Your objective
Take every line containing "this" out of the records.

Given records

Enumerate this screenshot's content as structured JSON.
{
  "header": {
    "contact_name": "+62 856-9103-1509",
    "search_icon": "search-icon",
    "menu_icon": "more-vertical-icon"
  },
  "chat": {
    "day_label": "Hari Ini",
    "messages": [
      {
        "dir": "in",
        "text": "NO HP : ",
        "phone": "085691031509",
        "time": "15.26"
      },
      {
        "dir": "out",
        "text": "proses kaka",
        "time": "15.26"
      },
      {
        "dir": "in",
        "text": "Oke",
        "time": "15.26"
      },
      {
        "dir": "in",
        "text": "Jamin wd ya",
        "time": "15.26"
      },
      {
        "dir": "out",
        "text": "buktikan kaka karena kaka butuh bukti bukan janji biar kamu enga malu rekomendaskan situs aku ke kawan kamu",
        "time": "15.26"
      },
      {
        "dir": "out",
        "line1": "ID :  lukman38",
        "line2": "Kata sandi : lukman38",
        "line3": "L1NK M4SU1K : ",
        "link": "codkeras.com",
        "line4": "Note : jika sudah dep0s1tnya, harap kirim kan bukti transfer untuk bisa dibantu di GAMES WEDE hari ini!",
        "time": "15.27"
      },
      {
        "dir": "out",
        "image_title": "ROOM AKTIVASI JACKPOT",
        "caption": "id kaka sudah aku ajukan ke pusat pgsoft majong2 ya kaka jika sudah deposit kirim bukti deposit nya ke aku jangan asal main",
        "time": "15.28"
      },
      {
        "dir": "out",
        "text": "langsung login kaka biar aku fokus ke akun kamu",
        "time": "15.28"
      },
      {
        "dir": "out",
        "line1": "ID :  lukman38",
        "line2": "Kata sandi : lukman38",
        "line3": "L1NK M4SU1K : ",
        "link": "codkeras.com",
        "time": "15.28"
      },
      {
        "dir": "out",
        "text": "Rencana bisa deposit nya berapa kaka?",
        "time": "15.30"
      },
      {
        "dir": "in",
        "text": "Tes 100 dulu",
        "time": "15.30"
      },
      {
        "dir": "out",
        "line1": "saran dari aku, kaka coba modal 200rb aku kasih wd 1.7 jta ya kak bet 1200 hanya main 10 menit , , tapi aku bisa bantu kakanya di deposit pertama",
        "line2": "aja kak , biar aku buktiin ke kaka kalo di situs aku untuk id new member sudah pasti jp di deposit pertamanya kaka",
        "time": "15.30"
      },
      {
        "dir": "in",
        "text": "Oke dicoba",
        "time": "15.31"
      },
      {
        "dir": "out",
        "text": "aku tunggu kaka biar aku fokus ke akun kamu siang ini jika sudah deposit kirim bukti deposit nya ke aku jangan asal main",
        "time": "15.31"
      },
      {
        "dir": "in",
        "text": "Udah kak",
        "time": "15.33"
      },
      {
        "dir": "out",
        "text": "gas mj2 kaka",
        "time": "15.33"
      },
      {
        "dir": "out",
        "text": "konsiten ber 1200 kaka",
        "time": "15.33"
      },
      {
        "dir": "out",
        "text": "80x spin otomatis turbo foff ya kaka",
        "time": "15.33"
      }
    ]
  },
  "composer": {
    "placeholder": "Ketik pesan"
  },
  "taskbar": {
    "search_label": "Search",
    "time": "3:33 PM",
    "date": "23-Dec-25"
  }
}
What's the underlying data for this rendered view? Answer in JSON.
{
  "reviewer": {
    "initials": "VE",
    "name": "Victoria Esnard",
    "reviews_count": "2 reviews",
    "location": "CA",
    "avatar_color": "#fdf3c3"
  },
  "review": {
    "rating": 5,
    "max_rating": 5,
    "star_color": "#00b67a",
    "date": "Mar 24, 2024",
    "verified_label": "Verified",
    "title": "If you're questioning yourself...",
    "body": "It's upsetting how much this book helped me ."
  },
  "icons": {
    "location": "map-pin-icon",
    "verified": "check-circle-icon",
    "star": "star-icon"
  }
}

Answer space
Enumerate this screenshot's content as structured JSON.
What's the underlying data for this rendered view? Answer in JSON.
    "body": "It's upsetting how much this book helped me ."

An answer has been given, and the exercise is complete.